Please write out every record exactly, but keep any images out of it.

INFORMATION Start Marker

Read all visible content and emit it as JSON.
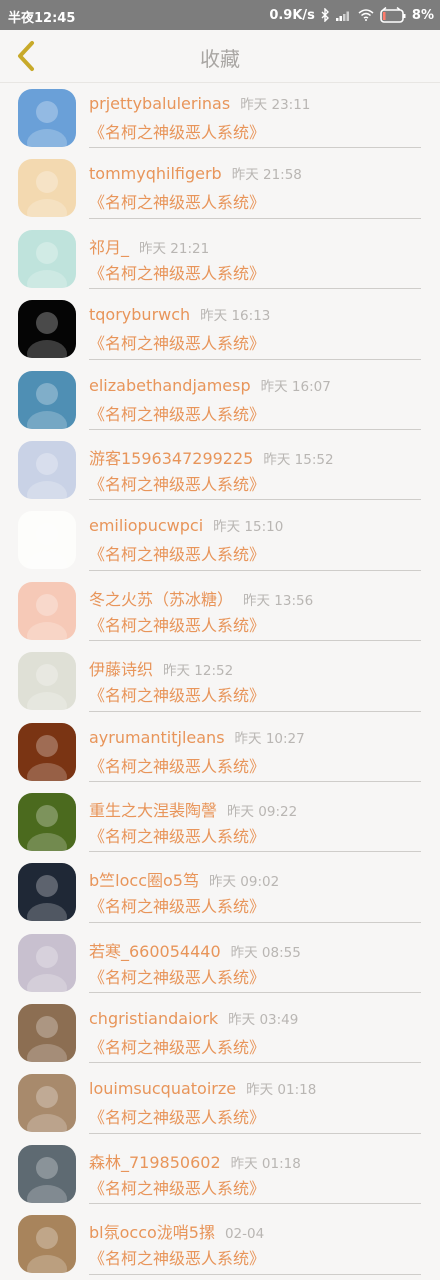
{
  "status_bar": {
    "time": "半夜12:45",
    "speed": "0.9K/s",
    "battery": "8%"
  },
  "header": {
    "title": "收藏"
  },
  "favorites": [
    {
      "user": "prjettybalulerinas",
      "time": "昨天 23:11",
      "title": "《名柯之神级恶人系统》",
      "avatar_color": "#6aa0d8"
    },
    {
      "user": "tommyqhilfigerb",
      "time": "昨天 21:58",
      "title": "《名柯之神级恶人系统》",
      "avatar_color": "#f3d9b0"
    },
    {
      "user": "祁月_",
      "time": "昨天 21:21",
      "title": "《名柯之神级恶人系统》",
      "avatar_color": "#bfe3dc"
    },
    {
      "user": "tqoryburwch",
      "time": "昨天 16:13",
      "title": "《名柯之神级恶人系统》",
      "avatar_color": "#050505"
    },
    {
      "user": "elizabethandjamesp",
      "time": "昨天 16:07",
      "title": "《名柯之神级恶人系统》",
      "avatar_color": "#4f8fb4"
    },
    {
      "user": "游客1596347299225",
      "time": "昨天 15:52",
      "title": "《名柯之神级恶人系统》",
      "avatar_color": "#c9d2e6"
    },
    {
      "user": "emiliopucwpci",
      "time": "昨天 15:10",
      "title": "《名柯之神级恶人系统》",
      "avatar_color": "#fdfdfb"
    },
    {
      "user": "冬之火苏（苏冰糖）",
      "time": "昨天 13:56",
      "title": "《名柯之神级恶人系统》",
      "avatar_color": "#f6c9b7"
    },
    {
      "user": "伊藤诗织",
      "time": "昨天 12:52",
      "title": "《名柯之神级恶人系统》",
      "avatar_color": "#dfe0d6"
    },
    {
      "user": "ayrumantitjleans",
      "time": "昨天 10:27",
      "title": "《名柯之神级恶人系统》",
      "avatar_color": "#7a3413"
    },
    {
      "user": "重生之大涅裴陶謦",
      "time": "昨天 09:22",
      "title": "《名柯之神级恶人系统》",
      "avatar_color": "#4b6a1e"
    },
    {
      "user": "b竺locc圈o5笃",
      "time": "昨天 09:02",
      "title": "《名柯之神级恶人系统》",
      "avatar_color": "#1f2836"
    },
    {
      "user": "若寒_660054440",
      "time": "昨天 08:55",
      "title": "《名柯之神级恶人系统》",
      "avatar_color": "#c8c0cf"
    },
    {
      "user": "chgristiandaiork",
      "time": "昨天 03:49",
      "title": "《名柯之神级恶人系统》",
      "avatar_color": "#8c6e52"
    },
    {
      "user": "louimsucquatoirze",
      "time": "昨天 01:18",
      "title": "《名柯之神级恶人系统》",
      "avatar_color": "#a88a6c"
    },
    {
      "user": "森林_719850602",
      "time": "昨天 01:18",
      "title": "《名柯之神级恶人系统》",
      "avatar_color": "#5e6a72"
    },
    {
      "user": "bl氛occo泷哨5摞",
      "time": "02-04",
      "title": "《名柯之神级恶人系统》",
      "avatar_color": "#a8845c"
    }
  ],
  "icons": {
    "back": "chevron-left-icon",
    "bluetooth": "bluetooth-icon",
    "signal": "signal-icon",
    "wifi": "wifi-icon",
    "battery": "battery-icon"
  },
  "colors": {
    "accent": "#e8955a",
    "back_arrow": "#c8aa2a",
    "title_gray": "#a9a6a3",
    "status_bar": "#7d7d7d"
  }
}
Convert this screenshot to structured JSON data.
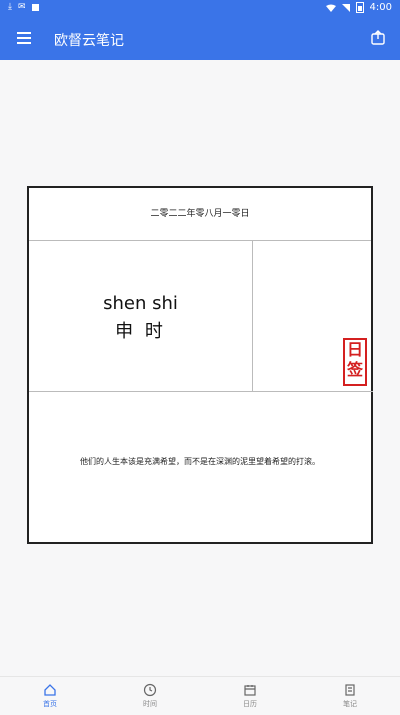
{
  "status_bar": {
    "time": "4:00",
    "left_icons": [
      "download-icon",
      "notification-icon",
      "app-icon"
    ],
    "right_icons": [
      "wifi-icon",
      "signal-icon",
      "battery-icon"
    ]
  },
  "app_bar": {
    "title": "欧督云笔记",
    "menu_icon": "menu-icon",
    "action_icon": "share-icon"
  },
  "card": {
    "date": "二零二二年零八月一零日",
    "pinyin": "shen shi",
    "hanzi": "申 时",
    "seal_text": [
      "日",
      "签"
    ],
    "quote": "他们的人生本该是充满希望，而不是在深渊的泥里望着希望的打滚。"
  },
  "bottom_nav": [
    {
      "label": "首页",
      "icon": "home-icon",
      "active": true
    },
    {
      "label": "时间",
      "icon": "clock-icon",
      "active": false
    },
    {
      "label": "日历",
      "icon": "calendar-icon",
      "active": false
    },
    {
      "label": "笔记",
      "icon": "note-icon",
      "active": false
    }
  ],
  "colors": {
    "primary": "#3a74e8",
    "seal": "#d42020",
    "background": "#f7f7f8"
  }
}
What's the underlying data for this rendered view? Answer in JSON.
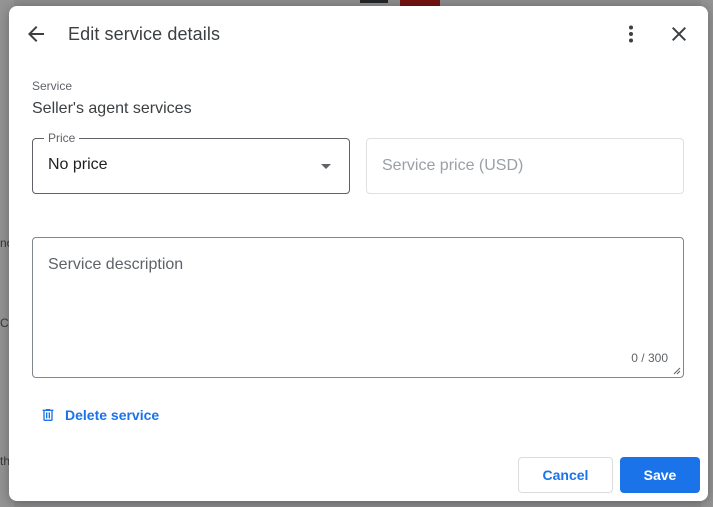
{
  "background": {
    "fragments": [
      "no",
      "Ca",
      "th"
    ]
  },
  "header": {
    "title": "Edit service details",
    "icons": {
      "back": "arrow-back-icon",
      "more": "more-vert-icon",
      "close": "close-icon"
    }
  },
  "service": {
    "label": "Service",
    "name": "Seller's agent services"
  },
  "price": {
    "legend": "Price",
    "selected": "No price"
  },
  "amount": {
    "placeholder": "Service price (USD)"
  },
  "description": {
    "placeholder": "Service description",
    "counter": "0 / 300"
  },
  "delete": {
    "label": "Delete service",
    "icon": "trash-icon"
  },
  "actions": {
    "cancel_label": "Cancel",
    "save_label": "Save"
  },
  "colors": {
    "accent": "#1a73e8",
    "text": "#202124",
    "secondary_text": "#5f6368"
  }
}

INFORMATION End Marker

EXERCISE SOLUTION –
Read all visible content and emit it as JSON.
{
  "status_bar": {
    "time": "半夜12:45",
    "speed": "0.9K/s",
    "battery": "8%"
  },
  "header": {
    "title": "收藏"
  },
  "favorites": [
    {
      "user": "prjettybalulerinas",
      "time": "昨天 23:11",
      "title": "《名柯之神级恶人系统》",
      "avatar_color": "#6aa0d8"
    },
    {
      "user": "tommyqhilfigerb",
      "time": "昨天 21:58",
      "title": "《名柯之神级恶人系统》",
      "avatar_color": "#f3d9b0"
    },
    {
      "user": "祁月_",
      "time": "昨天 21:21",
      "title": "《名柯之神级恶人系统》",
      "avatar_color": "#bfe3dc"
    },
    {
      "user": "tqoryburwch",
      "time": "昨天 16:13",
      "title": "《名柯之神级恶人系统》",
      "avatar_color": "#050505"
    },
    {
      "user": "elizabethandjamesp",
      "time": "昨天 16:07",
      "title": "《名柯之神级恶人系统》",
      "avatar_color": "#4f8fb4"
    },
    {
      "user": "游客1596347299225",
      "time": "昨天 15:52",
      "title": "《名柯之神级恶人系统》",
      "avatar_color": "#c9d2e6"
    },
    {
      "user": "emiliopucwpci",
      "time": "昨天 15:10",
      "title": "《名柯之神级恶人系统》",
      "avatar_color": "#fdfdfb"
    },
    {
      "user": "冬之火苏（苏冰糖）",
      "time": "昨天 13:56",
      "title": "《名柯之神级恶人系统》",
      "avatar_color": "#f6c9b7"
    },
    {
      "user": "伊藤诗织",
      "time": "昨天 12:52",
      "title": "《名柯之神级恶人系统》",
      "avatar_color": "#dfe0d6"
    },
    {
      "user": "ayrumantitjleans",
      "time": "昨天 10:27",
      "title": "《名柯之神级恶人系统》",
      "avatar_color": "#7a3413"
    },
    {
      "user": "重生之大涅裴陶謦",
      "time": "昨天 09:22",
      "title": "《名柯之神级恶人系统》",
      "avatar_color": "#4b6a1e"
    },
    {
      "user": "b竺locc圈o5笃",
      "time": "昨天 09:02",
      "title": "《名柯之神级恶人系统》",
      "avatar_color": "#1f2836"
    },
    {
      "user": "若寒_660054440",
      "time": "昨天 08:55",
      "title": "《名柯之神级恶人系统》",
      "avatar_color": "#c8c0cf"
    },
    {
      "user": "chgristiandaiork",
      "time": "昨天 03:49",
      "title": "《名柯之神级恶人系统》",
      "avatar_color": "#8c6e52"
    },
    {
      "user": "louimsucquatoirze",
      "time": "昨天 01:18",
      "title": "《名柯之神级恶人系统》",
      "avatar_color": "#a88a6c"
    },
    {
      "user": "森林_719850602",
      "time": "昨天 01:18",
      "title": "《名柯之神级恶人系统》",
      "avatar_color": "#5e6a72"
    },
    {
      "user": "bl氛occo泷哨5摞",
      "time": "02-04",
      "title": "《名柯之神级恶人系统》",
      "avatar_color": "#a8845c"
    }
  ],
  "icons": {
    "back": "chevron-left-icon",
    "bluetooth": "bluetooth-icon",
    "signal": "signal-icon",
    "wifi": "wifi-icon",
    "battery": "battery-icon"
  },
  "colors": {
    "accent": "#e8955a",
    "back_arrow": "#c8aa2a",
    "title_gray": "#a9a6a3",
    "status_bar": "#7d7d7d"
  }
}
Convert this screenshot to structured JSON data.
{
  "status_bar": {
    "time": "4:00",
    "left_icons": [
      "download-icon",
      "notification-icon",
      "app-icon"
    ],
    "right_icons": [
      "wifi-icon",
      "signal-icon",
      "battery-icon"
    ]
  },
  "app_bar": {
    "title": "欧督云笔记",
    "menu_icon": "menu-icon",
    "action_icon": "share-icon"
  },
  "card": {
    "date": "二零二二年零八月一零日",
    "pinyin": "shen shi",
    "hanzi": "申 时",
    "seal_text": [
      "日",
      "签"
    ],
    "quote": "他们的人生本该是充满希望，而不是在深渊的泥里望着希望的打滚。"
  },
  "bottom_nav": [
    {
      "label": "首页",
      "icon": "home-icon",
      "active": true
    },
    {
      "label": "时间",
      "icon": "clock-icon",
      "active": false
    },
    {
      "label": "日历",
      "icon": "calendar-icon",
      "active": false
    },
    {
      "label": "笔记",
      "icon": "note-icon",
      "active": false
    }
  ],
  "colors": {
    "primary": "#3a74e8",
    "seal": "#d42020",
    "background": "#f7f7f8"
  }
}
What's the underlying data for this rendered view? Answer in JSON.
{
  "background": {
    "fragments": [
      "no",
      "Ca",
      "th"
    ]
  },
  "header": {
    "title": "Edit service details",
    "icons": {
      "back": "arrow-back-icon",
      "more": "more-vert-icon",
      "close": "close-icon"
    }
  },
  "service": {
    "label": "Service",
    "name": "Seller's agent services"
  },
  "price": {
    "legend": "Price",
    "selected": "No price"
  },
  "amount": {
    "placeholder": "Service price (USD)"
  },
  "description": {
    "placeholder": "Service description",
    "counter": "0 / 300"
  },
  "delete": {
    "label": "Delete service",
    "icon": "trash-icon"
  },
  "actions": {
    "cancel_label": "Cancel",
    "save_label": "Save"
  },
  "colors": {
    "accent": "#1a73e8",
    "text": "#202124",
    "secondary_text": "#5f6368"
  }
}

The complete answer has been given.